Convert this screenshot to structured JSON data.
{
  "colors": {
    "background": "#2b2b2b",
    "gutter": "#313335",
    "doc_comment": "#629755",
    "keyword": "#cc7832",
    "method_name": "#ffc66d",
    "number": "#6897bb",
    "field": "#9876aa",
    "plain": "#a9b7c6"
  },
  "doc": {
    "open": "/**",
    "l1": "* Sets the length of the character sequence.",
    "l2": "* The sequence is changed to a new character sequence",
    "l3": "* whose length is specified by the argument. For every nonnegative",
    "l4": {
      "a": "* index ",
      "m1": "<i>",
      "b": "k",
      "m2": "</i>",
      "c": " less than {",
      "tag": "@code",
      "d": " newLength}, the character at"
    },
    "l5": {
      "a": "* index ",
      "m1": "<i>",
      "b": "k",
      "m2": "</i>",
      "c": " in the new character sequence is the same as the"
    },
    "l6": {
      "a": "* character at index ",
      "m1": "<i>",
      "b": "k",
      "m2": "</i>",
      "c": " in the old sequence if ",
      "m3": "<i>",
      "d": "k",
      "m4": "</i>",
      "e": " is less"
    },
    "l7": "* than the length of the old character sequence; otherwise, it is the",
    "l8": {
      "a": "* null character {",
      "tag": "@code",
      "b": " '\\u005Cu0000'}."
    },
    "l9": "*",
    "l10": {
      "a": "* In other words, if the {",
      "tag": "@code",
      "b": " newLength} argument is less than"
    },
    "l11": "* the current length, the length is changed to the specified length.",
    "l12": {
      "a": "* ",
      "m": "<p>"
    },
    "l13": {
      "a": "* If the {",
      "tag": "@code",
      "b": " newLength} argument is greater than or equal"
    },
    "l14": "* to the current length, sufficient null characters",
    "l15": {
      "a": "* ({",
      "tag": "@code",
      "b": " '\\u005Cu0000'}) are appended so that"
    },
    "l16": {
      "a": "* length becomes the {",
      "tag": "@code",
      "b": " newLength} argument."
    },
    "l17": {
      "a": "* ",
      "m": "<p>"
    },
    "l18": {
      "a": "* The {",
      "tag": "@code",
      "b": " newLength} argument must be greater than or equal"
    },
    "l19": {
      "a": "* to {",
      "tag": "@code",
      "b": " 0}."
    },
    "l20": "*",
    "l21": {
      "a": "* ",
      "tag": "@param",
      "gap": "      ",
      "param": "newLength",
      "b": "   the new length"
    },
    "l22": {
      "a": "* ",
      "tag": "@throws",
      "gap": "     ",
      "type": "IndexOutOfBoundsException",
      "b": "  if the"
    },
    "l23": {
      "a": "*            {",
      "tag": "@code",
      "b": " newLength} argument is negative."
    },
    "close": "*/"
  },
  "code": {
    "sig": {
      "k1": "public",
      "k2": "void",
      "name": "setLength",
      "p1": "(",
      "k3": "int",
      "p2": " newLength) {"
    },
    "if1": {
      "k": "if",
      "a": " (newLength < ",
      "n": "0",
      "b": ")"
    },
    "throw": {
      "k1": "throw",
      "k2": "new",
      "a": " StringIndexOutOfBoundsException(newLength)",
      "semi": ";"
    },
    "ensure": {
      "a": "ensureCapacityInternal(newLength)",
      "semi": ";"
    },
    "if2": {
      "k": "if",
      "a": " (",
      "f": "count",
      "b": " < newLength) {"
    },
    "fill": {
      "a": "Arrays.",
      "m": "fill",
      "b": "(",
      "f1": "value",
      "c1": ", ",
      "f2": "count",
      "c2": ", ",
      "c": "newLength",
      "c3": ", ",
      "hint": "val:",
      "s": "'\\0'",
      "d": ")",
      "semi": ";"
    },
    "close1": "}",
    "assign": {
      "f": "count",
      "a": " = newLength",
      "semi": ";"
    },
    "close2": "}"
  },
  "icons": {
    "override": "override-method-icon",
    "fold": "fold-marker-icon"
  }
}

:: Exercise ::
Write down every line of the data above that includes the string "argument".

:: Your solution ::
    "l3": "* whose length is specified by the argument. For every nonnegative",
      "b": " newLength} argument is less than"
      "b": " newLength} argument is greater than or equal"
      "b": " newLength} argument."
      "b": " newLength} argument must be greater than or equal"
      "b": " newLength} argument is negative."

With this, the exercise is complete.